- Consumer confidence
- Managers purchasing index
- Bond yields
- Money supply
- Consumer confidence. Often one of the best and quickest indicators of future economic activity.
source: GFK Consumer Confidence Barometer | 30 November 2012
Consumer confidence fell early in 2008, hinting at future falls in real GDP.
2. Purchase of capital goods. Investment in new capital is a barometer of the business cycle. If firms are confident about future demand, they will purchase more capital goods.
This purchase will, in itself, help increase economic activity. In the lead-up to a recession, you would expect firms to cut back on capital purchases.
This can be illustrated through indexes, such as IHS Markit’s Purchasing Manager’s Index, or PMI,
Source: ONS NPEN
Business investment fell in Q2 2008 – just at the time real GDP starts to decline. The trough of investment was a similar time to the upturn in real GDP.
Construction sector. The construction sector is an indicator of economic activity. It tends to be one of the most volatile sectors. Falling demand for new building permits is an indicator construction sector is going into a downturn and this will forewarn a larger economic downturn.
FTSE-250. The stock market may reflect investor sentiment. Expectations of recession causing share prices to fall, especially in critical sectors construction and travel.
Bond yields. A fall in long-term bond yields can indicate markets expect a recession and future cuts in interest rates. It also shows investors want the security of government bonds rather than more risky shares. A negative yield curve is an indicator of negative expectations.
Money supply. The money supply is often considered a leading indicator. Fall in money supply and an indicator of economic activity. However, in last recession, the money supply (both broad and narrow) was a lagging indicator.
After 2008 recession, the money supply didn’t fall immediately. It took until the start of 2009 for M4 growth to decline and the second half for M0 to fall.
It can be difficult to know the exact state of the economy. Certain leading indicators can often be a good guide to future trends. In particular, levels of consumer and business confidence are often a good guide to expectations. Then we see statistics, such as the purchase of capital goods and average weekly hours worked as an indicator of where the economy may be going.
Some indicators lag behind the rest of the economy. The traditional lagging indicator is the rate of unemployment. However, in recent years, unemployment has become more responsive to economic cycle – an indication it is easier to hire and fire workers.

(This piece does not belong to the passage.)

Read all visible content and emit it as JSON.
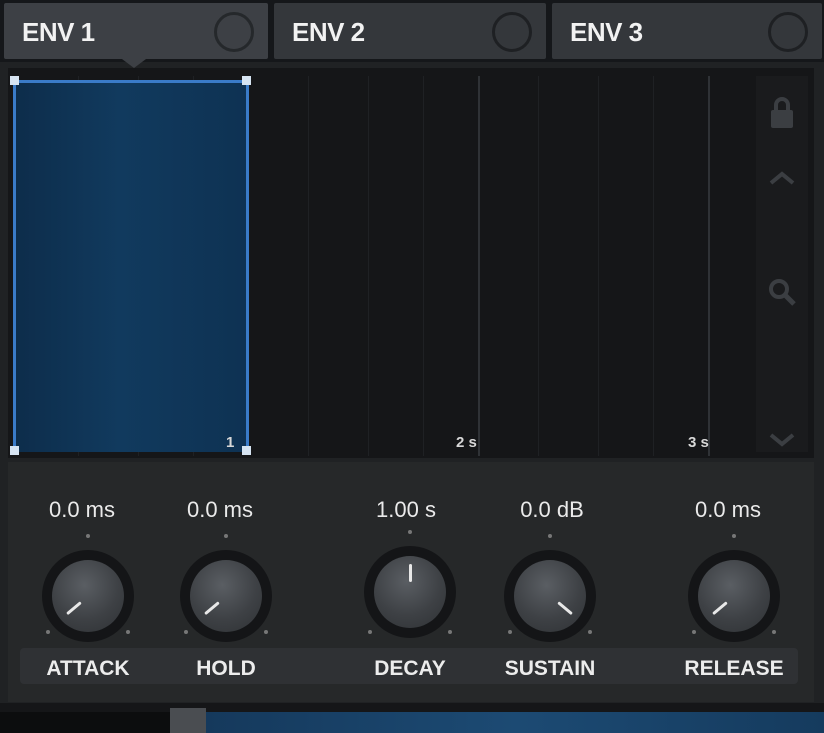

Also, statistics we may expect to be leading or coincident (such as money supply) can be more unpredictable in practice, with last recession, money supply growth lagging behind changes in real GDP.